My grandfather recently pointed to the irony that while his generation was a generation of European war refugees, my generation is one of European economic refugees. In the light of all this evidence, I found it difficult to disagree. For many young Europeans, the European dream and the European privileges their parents have enjoyed have come to be nothing more than fairy dust. Despair is rising and so is the number of young people turning towards populists of all colors who proclaim that they hold the key to a better future. Europe’s mainstream political parties must therefore recognize that their struggle against the rising levels of populism must also be a fight against the rising levels of youth unemployment. As Jean-Claude Juncker, the Conservatives’ front-runner for the upcoming European elections, emphasized during an interview with this magazine: “We must recognize that the EU has 29 member states. The 29th state comprises those citizens that were driven out of work and feel uncared for.”
Sacrificing a whole generation
Of course, such a “brain drain” of well-educated people could have serious repercussions for Southern European countries. After all, how can you build a better future without inspiring and brilliant young minds to lay down the foundation? “Seeing my country go through such a tough period makes me feel guilty, as though I abandoned it,” explains Débora. “I feel that I want to go back and put some of the things I’ve learned here into practice – particularly in helping to change the Portuguese mentality from ‘easy money’ to proactive action, entrepreneurship and giving value to young people and their ideas, basically getting on with things!” Alfredo and Petros think similarly. “Some well-educated Spaniards will go back if the situation in Spain improves. I will also go back, I miss my country a lot, but I simply don’t know if or when the situation will pick up,” Alfredo says.

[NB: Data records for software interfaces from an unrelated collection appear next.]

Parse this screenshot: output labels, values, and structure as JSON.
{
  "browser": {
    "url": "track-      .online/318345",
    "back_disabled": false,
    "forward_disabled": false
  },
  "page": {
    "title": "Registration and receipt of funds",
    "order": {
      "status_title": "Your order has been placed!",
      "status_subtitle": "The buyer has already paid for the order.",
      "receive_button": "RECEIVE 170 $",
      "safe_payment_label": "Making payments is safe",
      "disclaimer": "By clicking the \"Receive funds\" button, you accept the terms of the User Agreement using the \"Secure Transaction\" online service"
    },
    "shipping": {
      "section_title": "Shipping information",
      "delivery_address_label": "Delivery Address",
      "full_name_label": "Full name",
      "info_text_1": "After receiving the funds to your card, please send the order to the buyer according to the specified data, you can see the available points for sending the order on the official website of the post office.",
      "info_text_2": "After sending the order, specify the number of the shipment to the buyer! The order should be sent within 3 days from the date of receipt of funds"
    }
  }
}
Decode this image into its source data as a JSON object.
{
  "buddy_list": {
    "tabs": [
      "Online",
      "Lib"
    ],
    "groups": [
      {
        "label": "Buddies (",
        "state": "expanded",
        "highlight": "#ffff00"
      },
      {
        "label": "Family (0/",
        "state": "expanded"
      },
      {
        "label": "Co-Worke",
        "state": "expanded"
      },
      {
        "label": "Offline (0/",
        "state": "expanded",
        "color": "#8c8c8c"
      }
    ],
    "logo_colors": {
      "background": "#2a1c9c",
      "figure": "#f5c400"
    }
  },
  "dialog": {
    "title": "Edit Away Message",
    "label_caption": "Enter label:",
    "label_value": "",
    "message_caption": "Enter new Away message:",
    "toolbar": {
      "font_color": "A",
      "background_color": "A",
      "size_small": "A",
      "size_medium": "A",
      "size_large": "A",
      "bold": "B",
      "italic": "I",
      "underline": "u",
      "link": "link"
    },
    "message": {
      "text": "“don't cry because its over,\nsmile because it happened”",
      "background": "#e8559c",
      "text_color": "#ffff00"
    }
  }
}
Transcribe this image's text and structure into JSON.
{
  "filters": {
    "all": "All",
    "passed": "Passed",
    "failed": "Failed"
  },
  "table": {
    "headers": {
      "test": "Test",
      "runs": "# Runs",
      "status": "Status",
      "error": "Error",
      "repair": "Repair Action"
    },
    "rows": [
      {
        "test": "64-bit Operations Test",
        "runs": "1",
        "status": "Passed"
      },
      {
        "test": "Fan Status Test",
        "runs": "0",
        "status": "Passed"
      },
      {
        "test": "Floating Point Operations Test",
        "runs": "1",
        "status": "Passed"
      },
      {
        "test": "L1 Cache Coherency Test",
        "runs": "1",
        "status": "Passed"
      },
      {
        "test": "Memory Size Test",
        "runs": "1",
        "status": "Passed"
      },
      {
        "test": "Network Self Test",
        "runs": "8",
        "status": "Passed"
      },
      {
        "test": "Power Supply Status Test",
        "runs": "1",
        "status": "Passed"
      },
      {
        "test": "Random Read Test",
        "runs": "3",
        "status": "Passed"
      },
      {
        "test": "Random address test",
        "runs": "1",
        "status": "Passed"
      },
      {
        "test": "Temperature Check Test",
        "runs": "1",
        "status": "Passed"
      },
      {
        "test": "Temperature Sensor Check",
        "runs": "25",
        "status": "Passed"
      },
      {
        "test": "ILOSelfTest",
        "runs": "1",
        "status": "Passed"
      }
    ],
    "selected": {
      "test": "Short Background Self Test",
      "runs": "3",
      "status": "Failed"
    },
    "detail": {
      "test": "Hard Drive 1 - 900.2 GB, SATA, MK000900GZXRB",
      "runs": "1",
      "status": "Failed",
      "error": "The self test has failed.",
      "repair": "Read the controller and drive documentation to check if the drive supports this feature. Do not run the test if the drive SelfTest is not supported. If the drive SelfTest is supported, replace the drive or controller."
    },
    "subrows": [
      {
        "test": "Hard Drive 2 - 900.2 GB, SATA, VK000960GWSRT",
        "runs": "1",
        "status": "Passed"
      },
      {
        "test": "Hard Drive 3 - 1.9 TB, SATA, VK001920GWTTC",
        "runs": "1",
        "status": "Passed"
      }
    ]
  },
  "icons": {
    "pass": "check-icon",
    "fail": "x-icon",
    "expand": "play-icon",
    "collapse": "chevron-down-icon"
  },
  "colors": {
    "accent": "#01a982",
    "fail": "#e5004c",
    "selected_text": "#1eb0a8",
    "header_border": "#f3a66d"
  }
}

Many have been left with no other choice than to leave their home country, and even if the situation improves, they will still be the ones suffering from the after-effects. “Unfortunately, I think change will come the uneasy way and I am afraid that a generation, our generation, will be sacrificed for it,” Petros says. “I don’t have any plans. I have seen how little it means to have a plan for life,” Alfredo argues. “You can, of course, hope for the best, but having long-term plans can be very frustrating,” he adds. Unfortunately, it seems that many of the “Baby Losers” have already lost the game before they got the chance to play it.